By stumps, with two days remaining, England were 203 for six, trailing by 129 runs, with Australia totally in control of the eventual outcome. With England trailing by a massive 332 runs on the first innings, Australia captain Michael Clarke enforced the follow-on for the first time in his captaincy career.


He had not done that previously even at first-class level. Perhaps it was the forecast of rain the next day that influenced his decision and England were at the crease for the second time just over an hour before lunch. If Clarke had intentions of grabbing a wicket or two cheaply before the break, he succeeded to an extent.


Adam Lyth lasted for 50 minutes for his 10 runs when Peter Siddle had him edge to second slip for Clarke to take a low catch. It was an excellent ball which moved away late from the left hander and the first wicket had gone on 19 after twelve overs. Lyth’s poor run in the series with scores of 6, 37, 0, 7, 10, 12, 14 and 19 will be of concern to England who will need to continue their search for a partner for Alastair Cook. Lyth has been in good form for his county Yorkshire but at the highest level of cricket he has been struggling.


Ian Bell, who got back into form with two half centuries in the third Test, fell for 13 with Clarke picking up his second catch at second slip. It was a rising ball from Mitchell March which flew off the shoulder of the bat from not particularly short of a length. England then progressed from 62 for two to 99 before losing Joe Root for 11. He had played a lovely square cut for four off Johnson before top edging the next ball, a bouncer, into the hands of long leg just inside the boundary.


Meanwhile Cook had been picking up runs steadily but in one over off Marsh he aggressively took three boundaries with a square cut, an uppish cover drive and another firm drive to cover off the back foot. By Root’s dismissal he had grittily brought up his 44th Test half century and the 11th against Australia, from 119 balls.

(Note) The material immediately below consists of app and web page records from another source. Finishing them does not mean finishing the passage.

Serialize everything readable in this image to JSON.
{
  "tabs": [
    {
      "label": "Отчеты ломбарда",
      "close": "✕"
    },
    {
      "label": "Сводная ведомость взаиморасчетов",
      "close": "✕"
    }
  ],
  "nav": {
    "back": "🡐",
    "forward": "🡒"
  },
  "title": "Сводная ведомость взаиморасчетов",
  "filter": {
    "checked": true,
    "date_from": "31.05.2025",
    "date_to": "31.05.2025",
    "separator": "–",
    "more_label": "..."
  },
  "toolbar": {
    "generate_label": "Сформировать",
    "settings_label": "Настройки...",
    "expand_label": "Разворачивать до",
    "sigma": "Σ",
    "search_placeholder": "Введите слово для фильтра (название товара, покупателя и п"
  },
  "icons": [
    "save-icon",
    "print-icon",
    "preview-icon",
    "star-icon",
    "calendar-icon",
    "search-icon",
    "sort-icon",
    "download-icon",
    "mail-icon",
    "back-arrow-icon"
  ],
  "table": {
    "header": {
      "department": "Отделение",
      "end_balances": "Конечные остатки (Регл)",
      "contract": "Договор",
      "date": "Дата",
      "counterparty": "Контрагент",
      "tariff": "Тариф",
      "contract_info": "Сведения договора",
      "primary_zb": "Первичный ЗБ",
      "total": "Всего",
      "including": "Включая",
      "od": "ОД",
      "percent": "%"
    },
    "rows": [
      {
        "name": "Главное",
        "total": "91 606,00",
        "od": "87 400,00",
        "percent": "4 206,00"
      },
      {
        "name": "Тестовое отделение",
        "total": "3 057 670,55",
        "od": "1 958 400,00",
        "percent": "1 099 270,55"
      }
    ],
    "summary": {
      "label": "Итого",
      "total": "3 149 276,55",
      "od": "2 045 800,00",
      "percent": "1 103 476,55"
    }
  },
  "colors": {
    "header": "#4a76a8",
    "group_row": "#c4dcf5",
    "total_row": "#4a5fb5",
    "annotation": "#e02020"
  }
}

Jonny Bairstow helped Cook in a stand of 41 in 14 overs but with Nathan Lyon returning for another spell, Bairstow departed with the off spinner finding an inside edge for a catch at short leg. Lyon struck again four balls later and this time had Ben Stokes edge his drive to Clarke at slip without scoring. Both wickets, the fifth and sixth, had fallen on 140.


Along with Jos Buttler, Cook put on 59 as they both offered solid resistance over 25 overs until Clarke took the unusual step of bringing on the occasional bowler Steve Smith and his leg spin finally ended Cook’s heroic stand. The England captain’s forward prod was edged low to short leg where Adam Voges clung on. That virtually would have ended any fight that remained in the England innings. Buttler was still there at the close on 33 in a little under two hours.


Earlier, resuming their first innings on 107 for eight on the third morning, England added as many as 42 runs before the innings was wound up after 38 minutes. Moeen Ali and Mark Wood, who were both on 8 overnight, played their shots freely, scoring at the rate of five-an-over but avoiding the follow-on target was a tall order as to do so they needed 175 further runs at the start of the day.


Australia got the breakthrough with Mitchell Johnson coming on to bowl and with his third ball he had Wood’s wicket. It was a bouncer which the batsman decided to hook but hit it high for a catch at wide mid-wicket. Remarkably, his 24 runs had all come from boundaries. With the next ball Johnson ended Ali’s resistance over an hour-and-a-half when he edged his push behind the stumps. With his 30 runs he had top scored in England’s brief innings.


(Article: The opinions expressed in this article are those of the author only.
Copyright © 2015 Andy Jalil)